III. Who are the residents of the new creation?
Verse 6 says only those who are thirsty will inherit the new heaven and earth. The ones who are thirsty are the ones who truly love the Lord. Think of how good a cold glass of water is after we have worked hard and are thirsty. These people have the same longing and desire only for the Lord. Those who are thirsty are those who have responded by believing in Jesus Christ as Savior and Lord; they will live in the new heaven and new earth.
John especially mentions those who have endured and overcome all the persecution. They are the ones who, in spite of all the blows of life, have kept their faith secure in God. We face difficulties in our lives that test our faith. We may face a job that is very stressful or unfulfilling. We may face family relationships or issues that are difficult and painful. We may face a health crisis and we don’t know what the end result is going to be. All these things test our faith and we may wonder what God is doing. Those who endure and overcome such things are the residents of the new heaven and earth. They are the ones who have withstood and persisted in spite of the uncertainty and the pain.
Then verse 8 gives the list of those who will not live there. They are the ones who throughout their lives never accepted Christ. They were comfortable with their lives without God and so never responded to the Lord. They will now be on the outside of the new heaven and earth. All these will not enjoy the benefits of the new heaven and earth.
IV. So how are we to be living with our faithful covenant God today?

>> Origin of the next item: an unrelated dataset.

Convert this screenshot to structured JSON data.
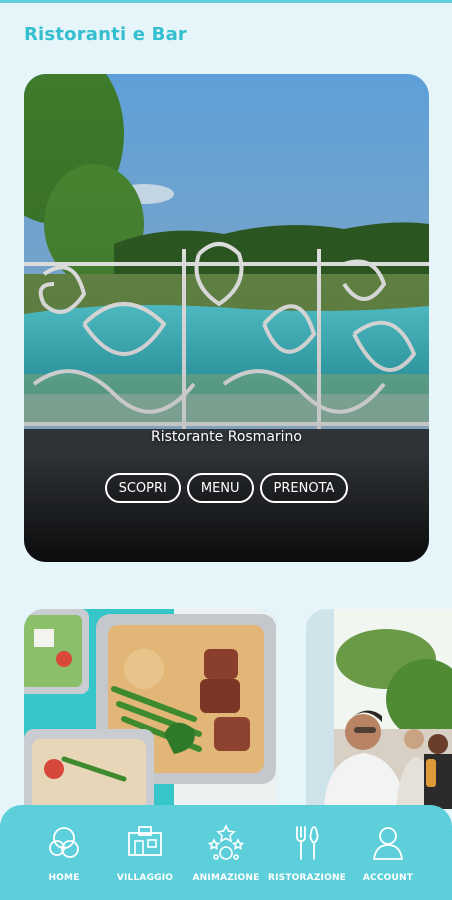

We must live in faith in our Lord Jesus Christ. To have this wonderful eternal life in the new heaven and new earth we must simply believe in Jesus as our Savior and Lord. When God made his covenant with Abraham in Genesis, all Abraham had to do to receive those covenant blessings was believe and the Bible says that Abraham believed and it was credited to him as righteous. We have to simply believe that what God has done through history, culminating in the death and resurrection of Jesus, was for us; we simply have to accept it in faith. God is, and always has been, faithful in giving his covenant blessings to those who believe.
But remember that a covenant contains both blessings from God and obligations for us. We must seek to live obediently, faithfully following the laws God has given. Remember that the laws God gives are there to help us enjoy life to the fullest. God instructs us not to hold us back but to enable us to live freely and joyfully. We must seek to live in obedience in the presence of God so that we can enjoy the blessings of the covenant already now.

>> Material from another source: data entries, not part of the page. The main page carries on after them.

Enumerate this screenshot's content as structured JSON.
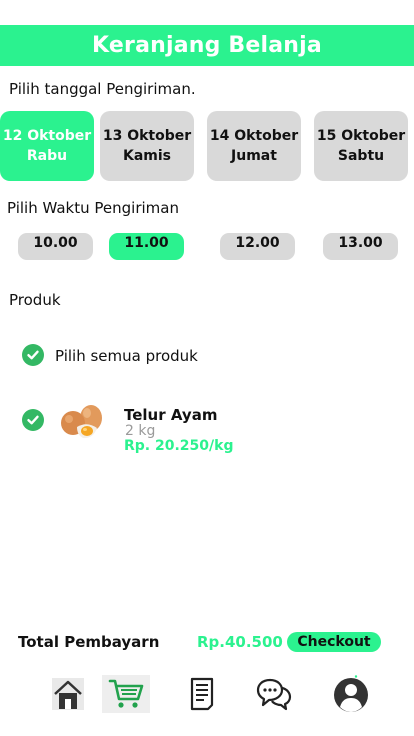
{
  "header": {
    "title": "Keranjang Belanja"
  },
  "date_section": {
    "label": "Pilih tanggal Pengiriman.",
    "dates": [
      {
        "day": "12 Oktober",
        "weekday": "Rabu",
        "selected": true
      },
      {
        "day": "13 Oktober",
        "weekday": "Kamis",
        "selected": false
      },
      {
        "day": "14 Oktober",
        "weekday": "Jumat",
        "selected": false
      },
      {
        "day": "15 Oktober",
        "weekday": "Sabtu",
        "selected": false
      }
    ]
  },
  "time_section": {
    "label": "Pilih Waktu Pengiriman",
    "times": [
      {
        "value": "10.00",
        "selected": false
      },
      {
        "value": "11.00",
        "selected": true
      },
      {
        "value": "12.00",
        "selected": false
      },
      {
        "value": "13.00",
        "selected": false
      }
    ]
  },
  "product_section": {
    "label": "Produk",
    "select_all_label": "Pilih semua produk",
    "items": [
      {
        "name": "Telur Ayam",
        "weight": "2 kg",
        "price": "Rp. 20.250/kg",
        "checked": true
      }
    ]
  },
  "summary": {
    "total_label": "Total Pembayarn",
    "total_value": "Rp.40.500",
    "checkout_label": "Checkout"
  },
  "bottom_nav": [
    {
      "icon": "home-icon",
      "active": false
    },
    {
      "icon": "cart-icon",
      "active": true
    },
    {
      "icon": "order-list-icon",
      "active": false
    },
    {
      "icon": "chat-icon",
      "active": false
    },
    {
      "icon": "profile-icon",
      "active": false
    }
  ],
  "colors": {
    "accent": "#2bf28f",
    "check": "#33b864",
    "chip": "#d9d9d9"
  }
}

And then remember that some day we will be able to enjoy living with God in all its fullness. There is a time coming when Jesus will take us to our real home to spend eternity with Him. What a wonderful life that will be some day. But in the meantime, let’s not just endure this world as we await that. Jesus never tells us to just wait around. Jesus calls us to be busy working to build the kingdom on earth. We do that by living a life of obedience to Him, but obedience recognizing that we are living in God’s covenantal love and grace shown through all of history but fulfilled in Jesus. As you go through your life, don’t forget that God in his love and faithfulness has made a covenant with his people and then made sure of our obligations by sending Jesus to fulfill it. Thank God for his gracious covenant and live with him within it.